One of the reasons I do motion graphics for medcomms is I have developed some understanding of my field of work over the years. Whilst certainly not anywhere near to understanding the complexity of some of these processes (there is always learning to be done for each new animation) I do have enough of a grounding to allow the scientists I work alongside to impart information quickly and with minimal recourse to lengthy explanations to how and why this and that occurs, the role of proteins in signalling, the replication of viruses and RNA etc. This enables accuracy and efficiency in production, with minimal downtime as artists struggle to come to terms with the science. So finding artists familiar with the subject matter is essential in my opinion; many of the woefully inaccurate representations of morphology and behaviour could be avoided if the people creating the animation knew what was accurate from the beginning.

Cost has also been citied as a reason why creating this sort of programming is not practical. Here I think a new business model might wrest some of the control back into the hands of the scientists and other workers. It might seem there is no real alternative to large, established production houses but there is: independent specialists.

As I said earlier in the post these large production houses have big overheads and often big mark ups. Their staff, whilst extremely technically proficient at their chosen skillset are not necessarily that interested in the subject matter (and why should they be? they might work on a dozen programmes a year) and tend to be part of a larger team, including admins and generalists and they all need to be paid. But individuals can be found that are interested in the subject matter and these are the people that need to make themselves known to the palaeontology community. There are so many artists and designers out there that would be excellent choices for this sort of work as can be seen by the number of paleo artists on the web.

Of course some knowledge and experience is needed to create successful programmes but like science this is a collaborative effort. Teams of independents can be organised by a producer (also an independent, sometimes an experienced artist or camera person) who will personally know, trust and have worked before with these specialists; far more efficient and cost-effective level than dealing with a production house. Scientists could have direct access to the writers, artists, producers and directors and thus far more input and influence on the final product than previously - far better than handing over control to an in-house editor you've never met in some dark Avid suite somewhere out there. . .  Voiceovers, shoots and animations can all be sourced and created without the involvement of a commercial studio which will mark all of these assets up; everyone gets paid for their time worked without bunging a few quid more to fund the bosses golf holiday.
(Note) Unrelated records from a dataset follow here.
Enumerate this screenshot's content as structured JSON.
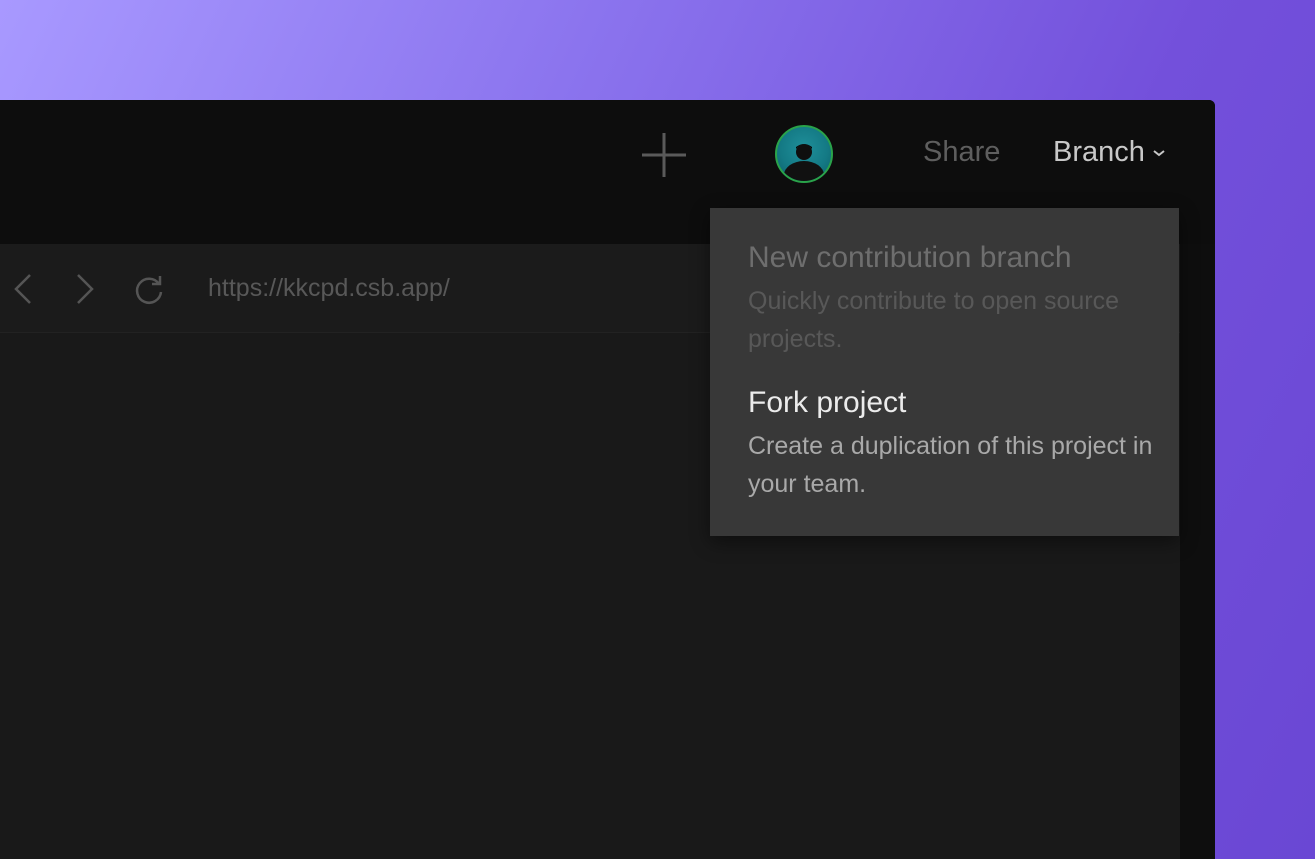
{
  "toolbar": {
    "add_icon": "plus-icon",
    "avatar_icon": "user-avatar",
    "share_label": "Share",
    "branch_label": "Branch",
    "branch_chevron_icon": "chevron-down-icon"
  },
  "browser": {
    "back_icon": "chevron-left-icon",
    "forward_icon": "chevron-right-icon",
    "reload_icon": "reload-icon",
    "url": "https://kkcpd.csb.app/"
  },
  "branch_menu": {
    "items": [
      {
        "title": "New contribution branch",
        "description": "Quickly contribute to open source projects.",
        "enabled": false
      },
      {
        "title": "Fork project",
        "description": "Create a duplication of this project in your team.",
        "enabled": true
      }
    ]
  },
  "colors": {
    "background_gradient_start": "#a899ff",
    "background_gradient_end": "#6a47d4",
    "window_bg": "#0d0d0d",
    "preview_bg": "#191919",
    "menu_bg": "#383838",
    "avatar_ring": "#2aa34a"
  }
}
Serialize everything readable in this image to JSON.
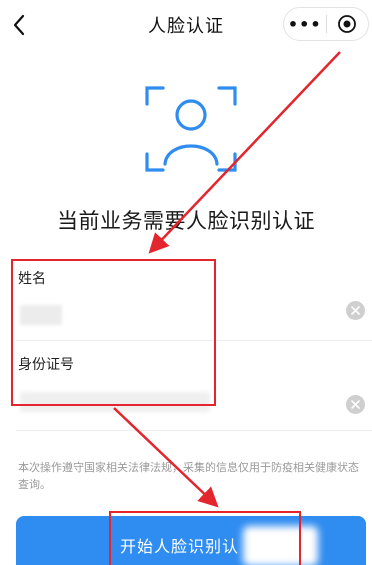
{
  "nav": {
    "title": "人脸认证",
    "more_label": "•••",
    "back_icon": "chevron-left-icon",
    "close_icon": "target-icon"
  },
  "face_icon": "face-scan-icon",
  "headline": "当前业务需要人脸识别认证",
  "form": {
    "name_label": "姓名",
    "id_label": "身份证号",
    "clear_icon": "clear-icon"
  },
  "notice": "本次操作遵守国家相关法律法规，采集的信息仅用于防疫相关健康状态查询。",
  "start_button": {
    "label": "开始人脸识别认"
  },
  "colors": {
    "primary": "#2f8cf0",
    "annotation": "#e3262e",
    "muted": "#9a9a9a"
  }
}
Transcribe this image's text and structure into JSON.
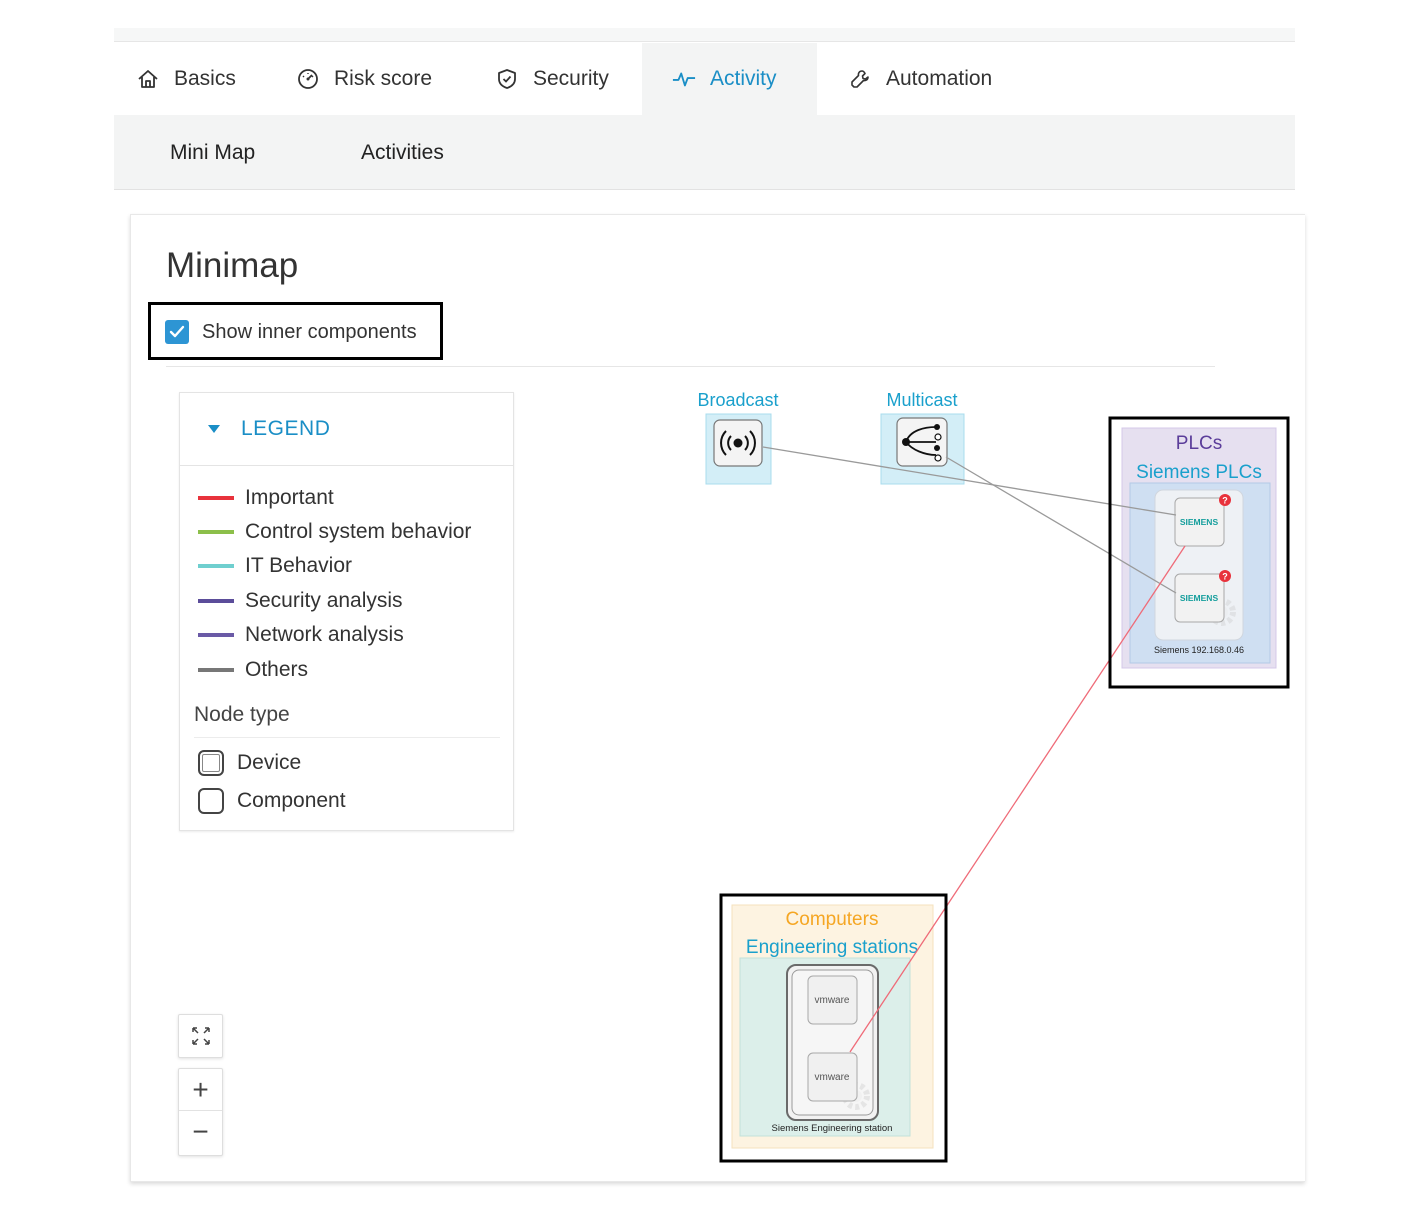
{
  "tabs": [
    {
      "label": "Basics",
      "icon": "home-icon"
    },
    {
      "label": "Risk score",
      "icon": "gauge-icon"
    },
    {
      "label": "Security",
      "icon": "shield-icon"
    },
    {
      "label": "Activity",
      "icon": "activity-pulse-icon",
      "active": true
    },
    {
      "label": "Automation",
      "icon": "wrench-icon"
    }
  ],
  "subnav": [
    {
      "label": "Mini Map"
    },
    {
      "label": "Activities"
    }
  ],
  "minimap": {
    "title": "Minimap",
    "show_inner_label": "Show inner components",
    "show_inner_checked": true
  },
  "legend": {
    "header": "LEGEND",
    "items": [
      {
        "label": "Important",
        "color": "#e8323c"
      },
      {
        "label": "Control system behavior",
        "color": "#8cbf4a"
      },
      {
        "label": "IT Behavior",
        "color": "#6fcfcf"
      },
      {
        "label": "Security analysis",
        "color": "#5b4d9a"
      },
      {
        "label": "Network analysis",
        "color": "#6a5aa6"
      },
      {
        "label": "Others",
        "color": "#777777"
      }
    ],
    "node_type_title": "Node type",
    "node_types": [
      {
        "label": "Device"
      },
      {
        "label": "Component"
      }
    ]
  },
  "graph": {
    "broadcast_label": "Broadcast",
    "multicast_label": "Multicast",
    "plc_group_label": "PLCs",
    "plc_subgroup_label": "Siemens PLCs",
    "plc_component_text": "SIEMENS",
    "plc_badge": "?",
    "plc_device_label": "Siemens 192.168.0.46",
    "computers_group_label": "Computers",
    "engineering_subgroup_label": "Engineering stations",
    "vm_component_text": "vmware",
    "engineering_device_label": "Siemens Engineering station",
    "colors": {
      "broadcast_fill": "#d3eef7",
      "plc_group_fill": "#e6e0f0",
      "plc_subgroup_fill": "#cfdff2",
      "computers_fill": "#fdf3e1",
      "engineering_fill": "#dcefea",
      "important_link": "#ef6b78",
      "other_link": "#9a9a9a"
    }
  },
  "zoom": {
    "fit_icon": "fit-screen-icon",
    "zoom_in_icon": "plus-icon",
    "zoom_out_icon": "minus-icon",
    "zoom_in_glyph": "+",
    "zoom_out_glyph": "−"
  }
}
Concepts, scripts, storyboards, rough edits, finished edits, animatics, voiceovers etc are all sent for approval via the internet, so geographical location is no object to the efficiency of the production process. Without the overheads of big companies, teams of self-employed professionals now work from their own homes and drastically reduce the cost of creating meaningful, quality programmes which tell a story in an engaging and informative way. This means more control of the production, for budget-strapped customers alternatives to tacky 3D CGI can be found that won't make the final result look like it was churned off a virtual production line by a disinterested hack.

I am aware this could look like some big advert for the work I do but it isn't, that's here. I have never animated a dinosaur in my life (although it's coming - a new post soon in the 'Building a 3D dinosaur' series); there are plenty of independents out there far more expert than I at that. What I'm proposing is that people commissioning programmes look at a different way of making them, of giving the research the platform it deserves and eliminating the sensationalist nonsense that passes for the majority of paleo-programming these days.

It is not a cheap business (especially where 3D is concerned), but there is an alternative that might bring in better quality programming at less cost. And who knows, the public might get programmes that actually teach them something.

Next: Museums, symposia and graphic design.